▶ **TASK DESCRIPTION**:
In the records below, find each line containing the word "icon" and copy it.

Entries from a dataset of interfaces
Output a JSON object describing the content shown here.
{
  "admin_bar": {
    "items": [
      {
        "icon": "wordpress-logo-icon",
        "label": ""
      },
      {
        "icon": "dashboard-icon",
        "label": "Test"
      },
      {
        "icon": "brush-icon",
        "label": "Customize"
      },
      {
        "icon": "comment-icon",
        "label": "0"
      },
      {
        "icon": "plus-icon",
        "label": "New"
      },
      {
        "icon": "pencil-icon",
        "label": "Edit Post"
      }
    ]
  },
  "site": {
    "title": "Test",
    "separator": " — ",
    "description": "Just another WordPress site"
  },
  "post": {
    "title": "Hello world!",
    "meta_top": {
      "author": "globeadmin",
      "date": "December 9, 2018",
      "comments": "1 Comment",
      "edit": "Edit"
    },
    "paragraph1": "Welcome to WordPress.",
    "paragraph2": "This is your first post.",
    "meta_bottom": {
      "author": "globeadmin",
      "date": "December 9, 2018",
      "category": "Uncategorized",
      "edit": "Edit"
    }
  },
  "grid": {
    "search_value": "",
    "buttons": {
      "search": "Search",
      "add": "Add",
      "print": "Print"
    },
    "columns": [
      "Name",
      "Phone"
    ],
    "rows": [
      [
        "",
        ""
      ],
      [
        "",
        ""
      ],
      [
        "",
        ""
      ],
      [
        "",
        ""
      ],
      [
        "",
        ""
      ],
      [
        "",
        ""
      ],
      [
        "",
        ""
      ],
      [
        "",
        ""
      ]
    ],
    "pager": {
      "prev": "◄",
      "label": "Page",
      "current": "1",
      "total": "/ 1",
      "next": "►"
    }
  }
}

▶ **REPLY**:
        "icon": "wordpress-logo-icon",
        "icon": "dashboard-icon",
        "icon": "brush-icon",
        "icon": "comment-icon",
        "icon": "plus-icon",
        "icon": "pencil-icon",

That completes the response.